* _Excerpts from an interface dataset_
····················

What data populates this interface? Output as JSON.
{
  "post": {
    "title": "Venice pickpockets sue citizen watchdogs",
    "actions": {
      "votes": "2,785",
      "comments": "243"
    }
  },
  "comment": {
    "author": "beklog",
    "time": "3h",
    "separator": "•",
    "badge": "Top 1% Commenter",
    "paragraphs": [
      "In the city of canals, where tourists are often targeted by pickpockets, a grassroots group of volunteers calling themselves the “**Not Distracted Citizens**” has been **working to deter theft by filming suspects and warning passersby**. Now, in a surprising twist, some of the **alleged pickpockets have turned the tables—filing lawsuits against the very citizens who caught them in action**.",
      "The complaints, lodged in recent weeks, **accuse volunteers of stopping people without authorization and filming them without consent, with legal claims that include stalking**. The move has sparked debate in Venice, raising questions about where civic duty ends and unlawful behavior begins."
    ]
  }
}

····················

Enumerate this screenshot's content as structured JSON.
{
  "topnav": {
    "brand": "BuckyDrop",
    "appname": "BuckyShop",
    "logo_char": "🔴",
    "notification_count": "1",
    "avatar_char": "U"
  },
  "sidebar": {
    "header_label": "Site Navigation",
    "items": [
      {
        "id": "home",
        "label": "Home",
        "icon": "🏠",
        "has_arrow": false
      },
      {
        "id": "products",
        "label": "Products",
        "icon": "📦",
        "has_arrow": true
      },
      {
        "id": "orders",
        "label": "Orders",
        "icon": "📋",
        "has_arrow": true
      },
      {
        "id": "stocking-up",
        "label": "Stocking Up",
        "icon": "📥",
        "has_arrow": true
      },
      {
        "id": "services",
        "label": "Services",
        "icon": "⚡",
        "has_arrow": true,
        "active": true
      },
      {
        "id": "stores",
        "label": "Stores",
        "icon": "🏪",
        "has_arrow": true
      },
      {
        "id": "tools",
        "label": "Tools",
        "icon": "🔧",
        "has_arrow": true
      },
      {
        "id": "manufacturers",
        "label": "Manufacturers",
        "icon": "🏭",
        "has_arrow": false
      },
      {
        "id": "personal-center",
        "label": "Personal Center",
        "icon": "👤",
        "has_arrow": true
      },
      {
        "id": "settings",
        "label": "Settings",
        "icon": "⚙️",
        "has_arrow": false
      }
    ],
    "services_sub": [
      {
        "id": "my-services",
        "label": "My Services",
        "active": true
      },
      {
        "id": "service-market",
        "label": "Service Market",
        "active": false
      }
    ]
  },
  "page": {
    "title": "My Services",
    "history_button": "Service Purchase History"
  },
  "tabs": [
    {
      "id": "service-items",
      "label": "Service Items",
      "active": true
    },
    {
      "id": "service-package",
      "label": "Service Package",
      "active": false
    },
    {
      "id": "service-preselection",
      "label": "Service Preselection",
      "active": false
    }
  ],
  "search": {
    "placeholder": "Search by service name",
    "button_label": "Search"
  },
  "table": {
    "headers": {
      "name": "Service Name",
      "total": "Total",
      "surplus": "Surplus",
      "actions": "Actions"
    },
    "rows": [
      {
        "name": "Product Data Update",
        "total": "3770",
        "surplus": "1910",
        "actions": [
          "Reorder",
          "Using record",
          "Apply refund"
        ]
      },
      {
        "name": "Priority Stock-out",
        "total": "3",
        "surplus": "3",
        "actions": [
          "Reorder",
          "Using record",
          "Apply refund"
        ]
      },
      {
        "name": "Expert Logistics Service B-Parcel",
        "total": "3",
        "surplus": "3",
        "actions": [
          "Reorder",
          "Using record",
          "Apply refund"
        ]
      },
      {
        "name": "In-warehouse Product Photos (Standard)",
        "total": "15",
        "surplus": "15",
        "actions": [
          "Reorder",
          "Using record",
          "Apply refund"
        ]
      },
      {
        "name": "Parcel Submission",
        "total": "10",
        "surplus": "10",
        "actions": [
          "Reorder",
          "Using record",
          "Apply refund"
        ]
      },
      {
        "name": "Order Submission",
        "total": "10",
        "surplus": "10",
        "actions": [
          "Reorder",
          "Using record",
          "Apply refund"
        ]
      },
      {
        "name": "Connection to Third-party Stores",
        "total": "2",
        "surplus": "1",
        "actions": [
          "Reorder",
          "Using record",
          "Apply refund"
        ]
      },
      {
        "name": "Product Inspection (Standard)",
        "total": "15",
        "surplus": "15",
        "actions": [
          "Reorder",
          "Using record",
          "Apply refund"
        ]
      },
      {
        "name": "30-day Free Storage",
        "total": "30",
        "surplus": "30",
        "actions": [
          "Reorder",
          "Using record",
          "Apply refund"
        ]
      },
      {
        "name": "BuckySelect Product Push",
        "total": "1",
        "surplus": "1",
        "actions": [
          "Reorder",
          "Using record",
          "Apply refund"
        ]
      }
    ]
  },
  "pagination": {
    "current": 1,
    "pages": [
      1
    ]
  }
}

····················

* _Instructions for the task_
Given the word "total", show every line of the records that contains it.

* _Written solution_
      "total": "Total",
        "total": "3770",
        "total": "3",
        "total": "3",
        "total": "15",
        "total": "10",
        "total": "10",
        "total": "2",
        "total": "15",
        "total": "30",
        "total": "1",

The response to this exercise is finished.